Element data from apps and pages:

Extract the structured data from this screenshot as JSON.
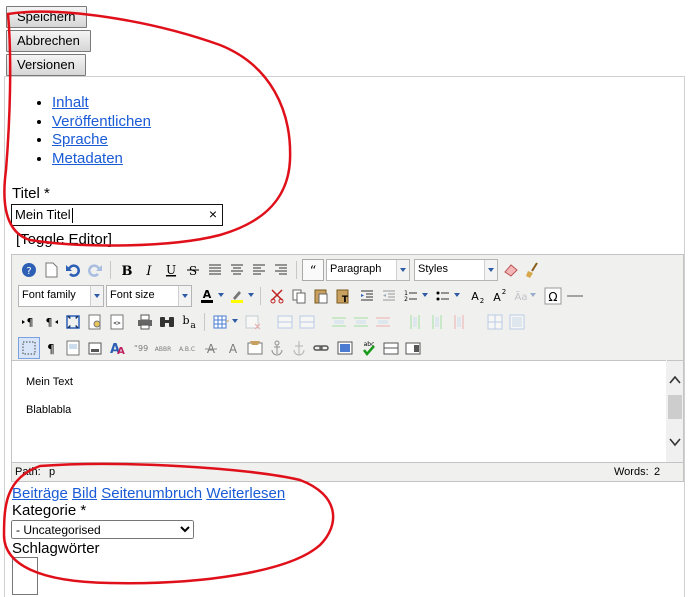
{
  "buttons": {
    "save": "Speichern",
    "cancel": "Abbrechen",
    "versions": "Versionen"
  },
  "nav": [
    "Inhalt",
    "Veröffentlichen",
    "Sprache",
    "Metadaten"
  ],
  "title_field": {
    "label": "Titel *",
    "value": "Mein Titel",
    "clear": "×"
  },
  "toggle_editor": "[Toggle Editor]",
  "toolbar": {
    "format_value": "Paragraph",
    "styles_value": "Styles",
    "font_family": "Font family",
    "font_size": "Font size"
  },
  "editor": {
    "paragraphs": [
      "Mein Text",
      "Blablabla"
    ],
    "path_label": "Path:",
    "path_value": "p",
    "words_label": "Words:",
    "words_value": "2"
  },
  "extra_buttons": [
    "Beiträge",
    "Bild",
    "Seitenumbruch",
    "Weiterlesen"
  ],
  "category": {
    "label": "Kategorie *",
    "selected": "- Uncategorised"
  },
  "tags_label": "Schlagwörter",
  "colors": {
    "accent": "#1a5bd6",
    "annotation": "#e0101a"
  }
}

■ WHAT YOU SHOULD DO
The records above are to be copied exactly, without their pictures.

■ SOLUTION FOR THIS EXERCISE
Extract the structured data from this screenshot as JSON.
{
  "buttons": {
    "save": "Speichern",
    "cancel": "Abbrechen",
    "versions": "Versionen"
  },
  "nav": [
    "Inhalt",
    "Veröffentlichen",
    "Sprache",
    "Metadaten"
  ],
  "title_field": {
    "label": "Titel *",
    "value": "Mein Titel",
    "clear": "×"
  },
  "toggle_editor": "[Toggle Editor]",
  "toolbar": {
    "format_value": "Paragraph",
    "styles_value": "Styles",
    "font_family": "Font family",
    "font_size": "Font size"
  },
  "editor": {
    "paragraphs": [
      "Mein Text",
      "Blablabla"
    ],
    "path_label": "Path:",
    "path_value": "p",
    "words_label": "Words:",
    "words_value": "2"
  },
  "extra_buttons": [
    "Beiträge",
    "Bild",
    "Seitenumbruch",
    "Weiterlesen"
  ],
  "category": {
    "label": "Kategorie *",
    "selected": "- Uncategorised"
  },
  "tags_label": "Schlagwörter",
  "colors": {
    "accent": "#1a5bd6",
    "annotation": "#e0101a"
  }
}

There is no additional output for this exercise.